    Thanks for the read. I appreciate you opening up about your story, and for sharing this to the social work page! I’m interested in the reaction to that. I’ve had some people at various schools try to organize around anti-psychiatry, and it’s certainly been tough. Colleges are very engrained in the medical model, in my experience. I think that introducing these topics (i.e involuntary hospitalization, the bad science behind psych drugs, how the system hurts folks, etc.) within organizations like Active Minds is a good start. Some of the reception will certainly be mixed. I was curious of how this article would be received by my former chapter, but they were actually fairly receptive to these ideas. I think garnering interest from already active organizations could be a great way to start a strong base for a counter-organization. But that’s just my two cents! Again, thanks for the read and your kind words.

  • Thanks for the comment, J. This is very insightful; you know, you’re not the first one to tell me that I’m too easy on organizations that have been in tight-knit relationships with big pharma. I think that’s partly a product of my privilege of never being locked away against my will. Do you have any literature that I could read up on to support these malevolent intentions from the early days of NAMI? I’d be very interested to read.

    I hope that our efforts to be more inclusive and accessible don’t fail. Treatment compliance isn’t aligned with any humanistic perspective. I’m amazed at the rose-tinted lenses that the method is observed through. Thanks for your words, they mean a lot!

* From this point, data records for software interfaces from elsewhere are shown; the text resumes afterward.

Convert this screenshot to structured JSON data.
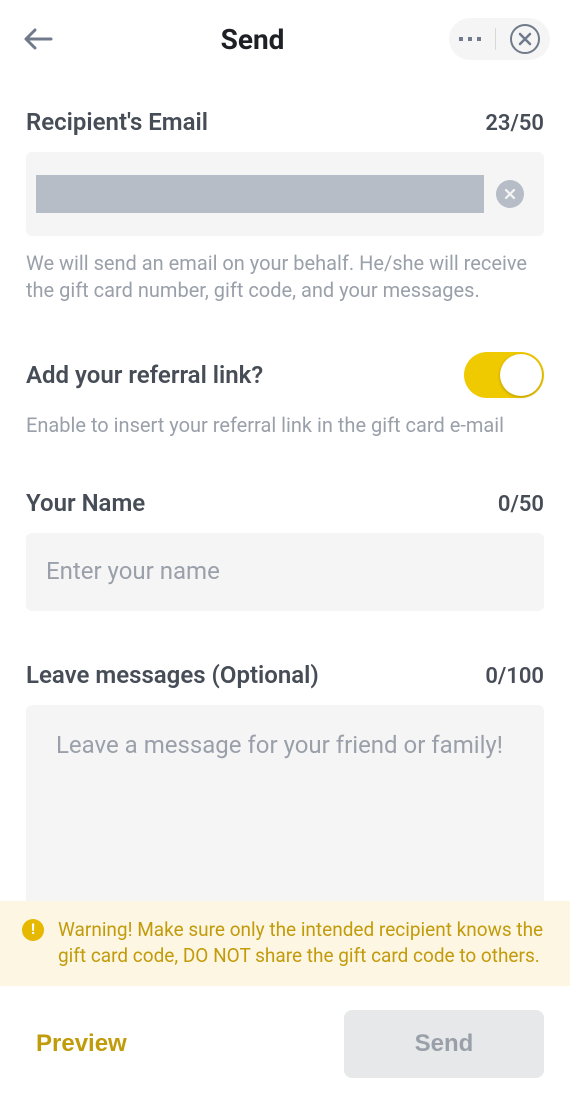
{
  "header": {
    "title": "Send"
  },
  "email": {
    "label": "Recipient's Email",
    "counter": "23/50",
    "helper": "We will send an email on your behalf. He/she will receive the gift card number, gift code, and your messages."
  },
  "referral": {
    "label": "Add your referral link?",
    "helper": "Enable to insert your referral link in the gift card e-mail",
    "enabled": true
  },
  "name": {
    "label": "Your Name",
    "counter": "0/50",
    "placeholder": "Enter your name",
    "value": ""
  },
  "message": {
    "label": "Leave messages (Optional)",
    "counter": "0/100",
    "placeholder": "Leave a message for your friend or family!",
    "value": ""
  },
  "warning": {
    "text": "Warning! Make sure only the intended recipient knows the gift card code, DO NOT share the gift card code to others."
  },
  "footer": {
    "preview": "Preview",
    "send": "Send"
  }
}
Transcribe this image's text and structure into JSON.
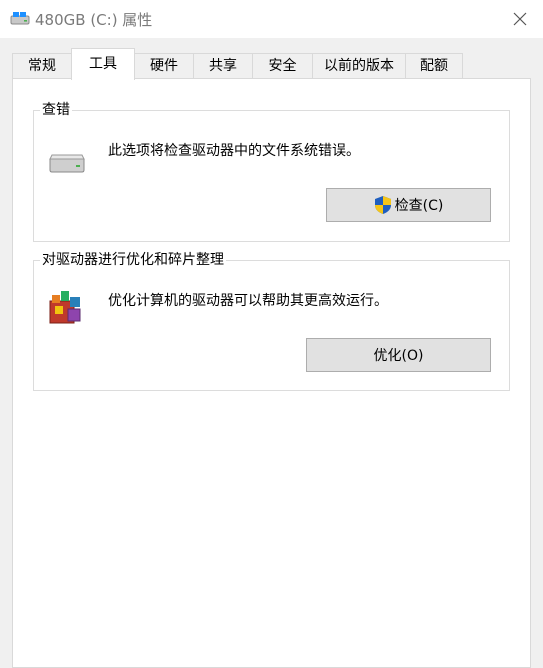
{
  "window": {
    "title": "480GB (C:) 属性",
    "close_label": "×"
  },
  "tabs": [
    {
      "label": "常规"
    },
    {
      "label": "工具"
    },
    {
      "label": "硬件"
    },
    {
      "label": "共享"
    },
    {
      "label": "安全"
    },
    {
      "label": "以前的版本"
    },
    {
      "label": "配额"
    }
  ],
  "active_tab": "工具",
  "error_check": {
    "title": "查错",
    "description": "此选项将检查驱动器中的文件系统错误。",
    "button_label": "检查(C)",
    "icon": "drive-icon"
  },
  "optimize": {
    "title": "对驱动器进行优化和碎片整理",
    "description": "优化计算机的驱动器可以帮助其更高效运行。",
    "button_label": "优化(O)",
    "icon": "defrag-icon"
  }
}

  • What irks me the most is that this process exploits folks (apparently younger kids, too) who are either curious about helping others, or who are struggling themselves. I think resources that promote financial transparency and valid, empirical data should be as abundant as these anti-stigma resources. Money buys too much truth is this world. I hope that you’re wrong; I hope that conversations like this will snowball and cause traditional organizations to provide both traditional and alternative resources. Thanks for the comment.

  • Matt, I’m really glad to hear that you found some receptive forums. I think that it’s always important to be able to look at the way that you view the world critically. It’s difficult to change views that are deeply ingrained; I remember being astounded the first time someone told me that they didn’t believe in the chemical imbalance theory. But that type of critical presence, both in discussion boards and in real life, is necessary for finding truth, even if it causes some heated conversations. Thanks for the read, and for the resources!